Feature-tweakers and sonic malcontents will revel in the amount of sound-enhancement options available on the NWZ-S710F, including a user-definable five-band EQ, Clear Bass boost, Clear Stereo processing, DSEE high-frequency restoration, virtual surround, and dynamic normalization. Using the Sony NWZ-S710F in our office, the noise-cancellation feature silenced the drone of nearby computers and air conditioners and provided a pristine backdrop for Nick Drake's "Which Will," allowing details such as the squeak of fingers against the guitar's fretboard to jump out of the mix. On the subway, the Sony NWZ-S710F admirably defended our ears, reducing outside noise at least as much as our Shure SE310 sound-isolating earphones and restoring the rich bass frequencies we usually surrender during the commute.

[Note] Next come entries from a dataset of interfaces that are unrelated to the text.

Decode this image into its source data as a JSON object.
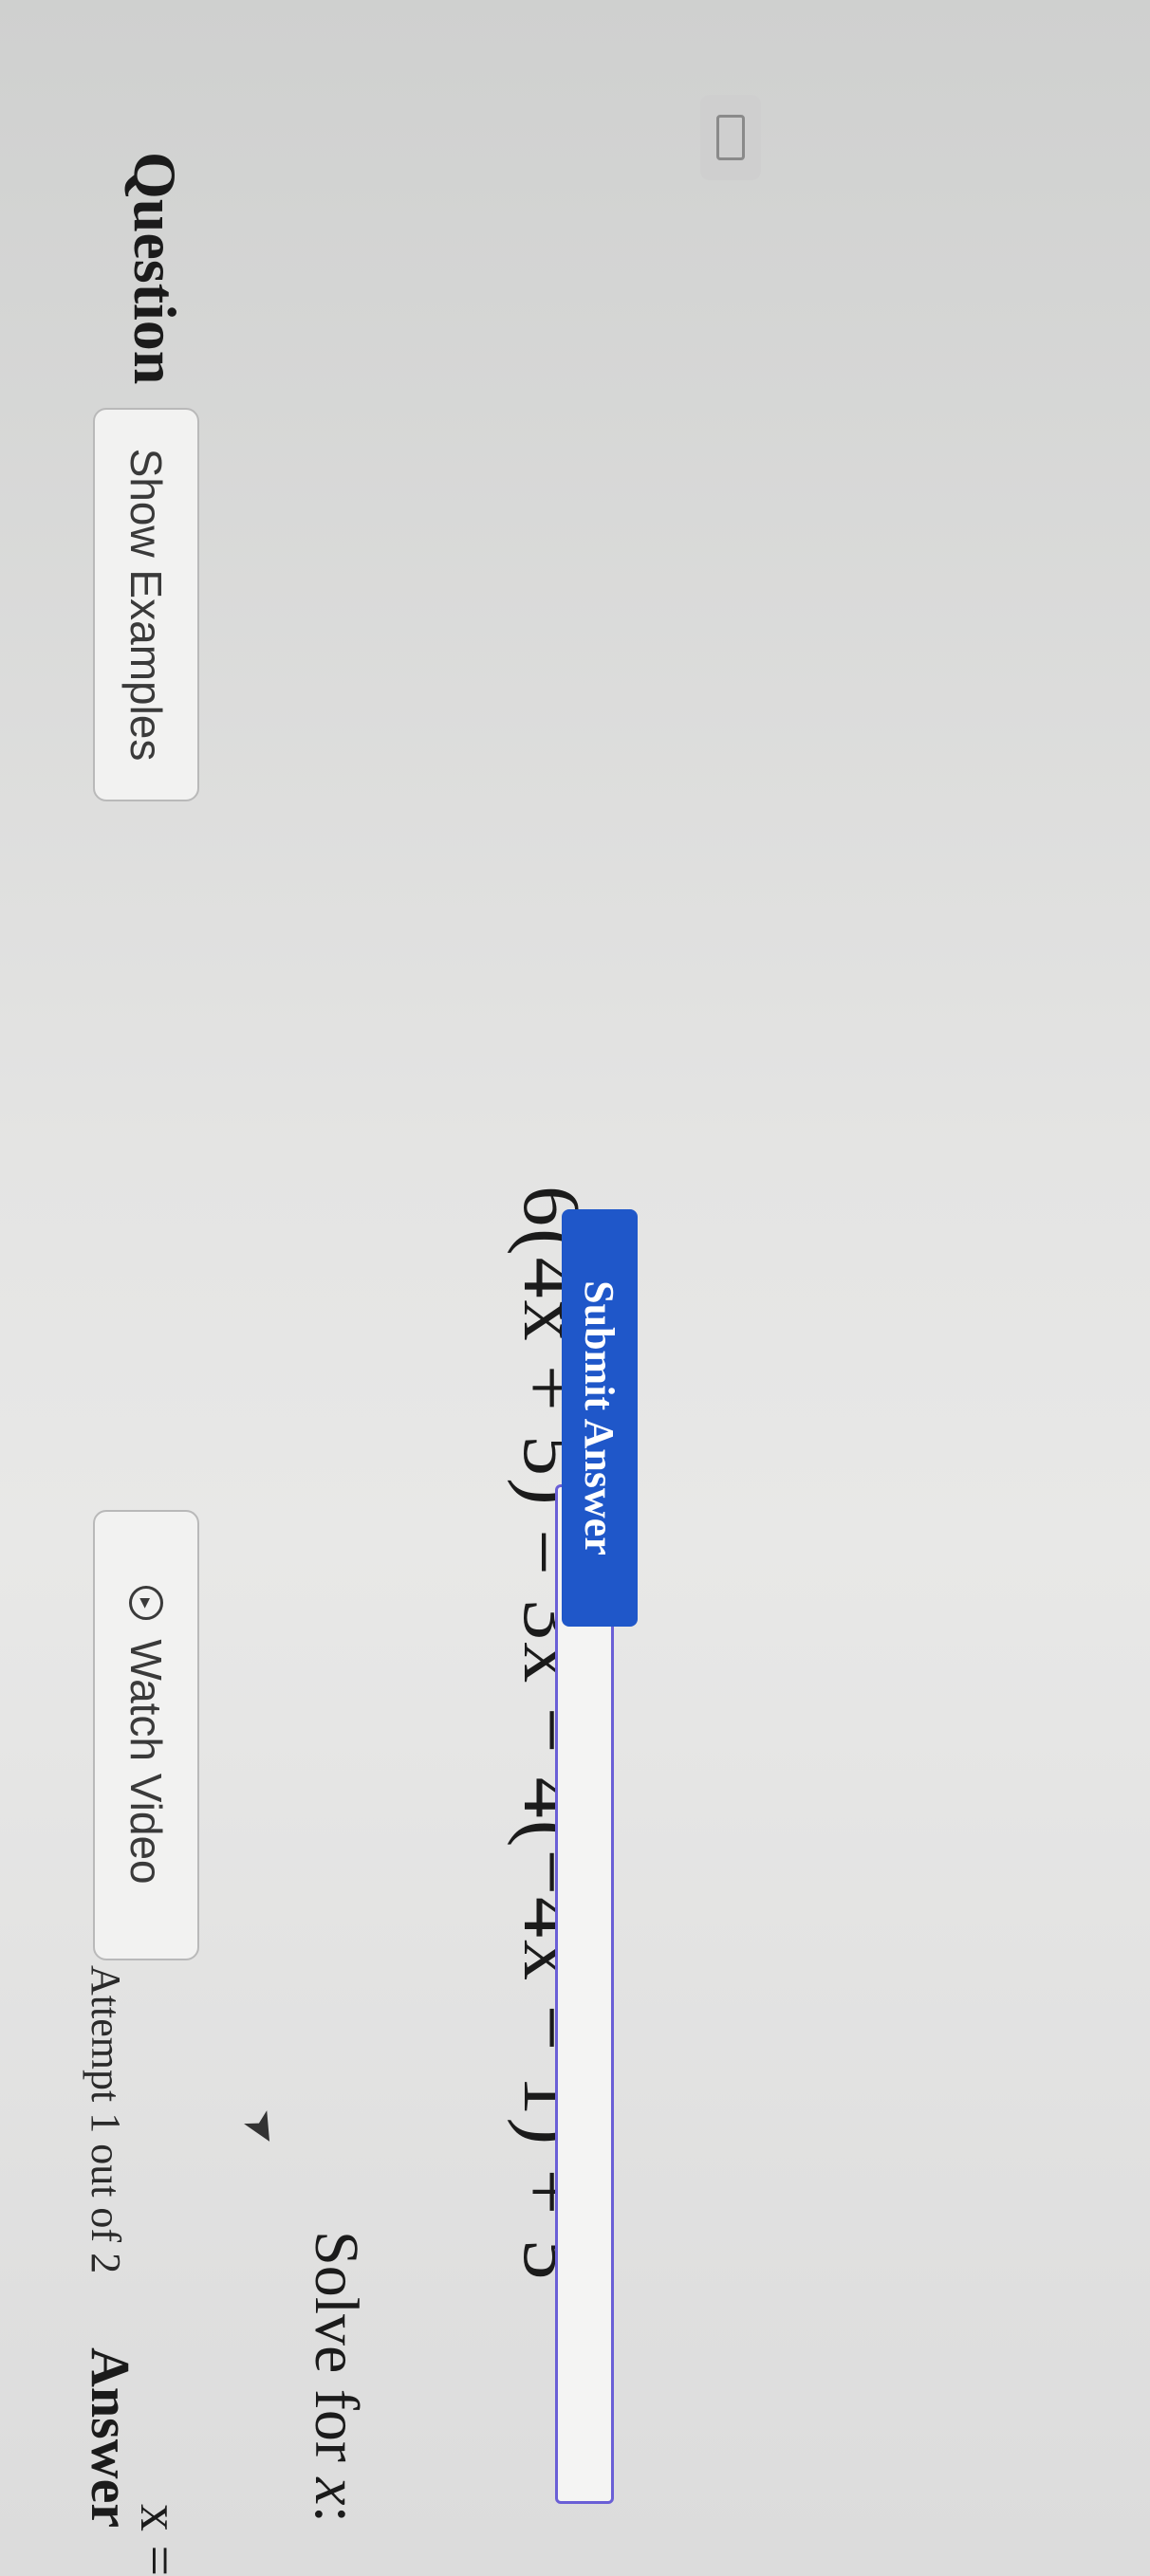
{
  "header": {
    "question_label": "Question",
    "watch_video_label": "Watch Video",
    "show_examples_label": "Show Examples",
    "watch_video_icon": "play-circle-icon",
    "keyboard_icon": "keyboard-icon"
  },
  "problem": {
    "instruction_prefix": "Solve for ",
    "variable": "x",
    "instruction_suffix": ":",
    "equation": {
      "lhs_coef": "6",
      "lhs_inner": "(4x + 5)",
      "equals": " = ",
      "rhs": "3x − 4(−4x − 1) + 5"
    }
  },
  "answer": {
    "label": "Answer",
    "attempt_text": "Attempt 1 out of 2",
    "variable_prefix": "x =",
    "input_value": "",
    "input_placeholder": "",
    "submit_label": "Submit Answer"
  },
  "colors": {
    "submit_bg": "#1f57c9",
    "input_border": "#6a5fd6"
  }
}
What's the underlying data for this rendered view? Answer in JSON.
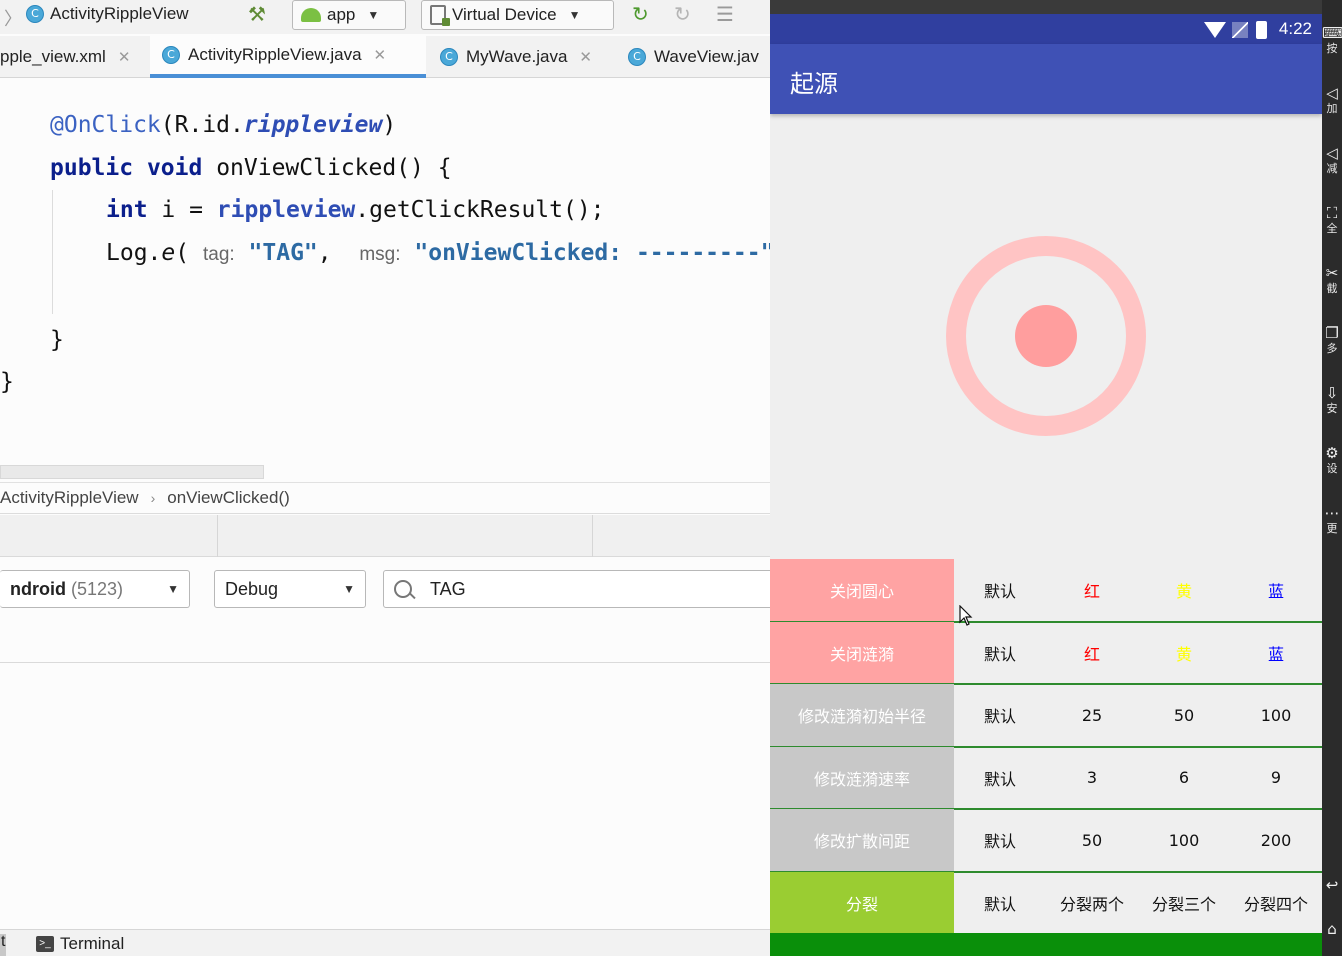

We experienced no problems getting the included headphones to fit comfortably, but if you're going to bite the bullet on the NWZ-S710F Walkman, we recommend buying from a retailer that will let you return the player if the earphones feel awkward. Finding a comfortable pair of headphones can be difficult for many of us, and unfortunately, if the noise-canceling headphones bundled with the NWZ-S710F don't jive with your ears, you'll be missing out on one of the product's most valuable features.
Sony rates the battery life of the NWZ-S710F Walkman at 33 hours of audio playback and 8 hours of video, presumably with the noise-cancellation feature switched off. We'll update this review with our CNET Labs battery results once testing is complete.
Sony makes no claims of Mac compatibility with the NWZ-S710F series, but we're happy to report the player had no problem receiving files from our in-house MacBook. Ejecting the Walkman from a Mac isn't easy (it reconnects instantly), however, the player can be safely removed after shutting the computer down.
These days, MP3 players come loaded with features such as Bluetooth, Wi-Fi, stopwatches, datebooks, video games, movie players, and even GPS navigation. On most days, however, our MP3 player's first feature is still its best, providing us a musical break from the stress or mundaneness of our lives. By integrating active noise-canceling headphones with the NWZ-S710F, Sony has not only created one of the best values in portable audio, the company has also shown a way to evolve the MP3 player concept without turning it into a smartphone.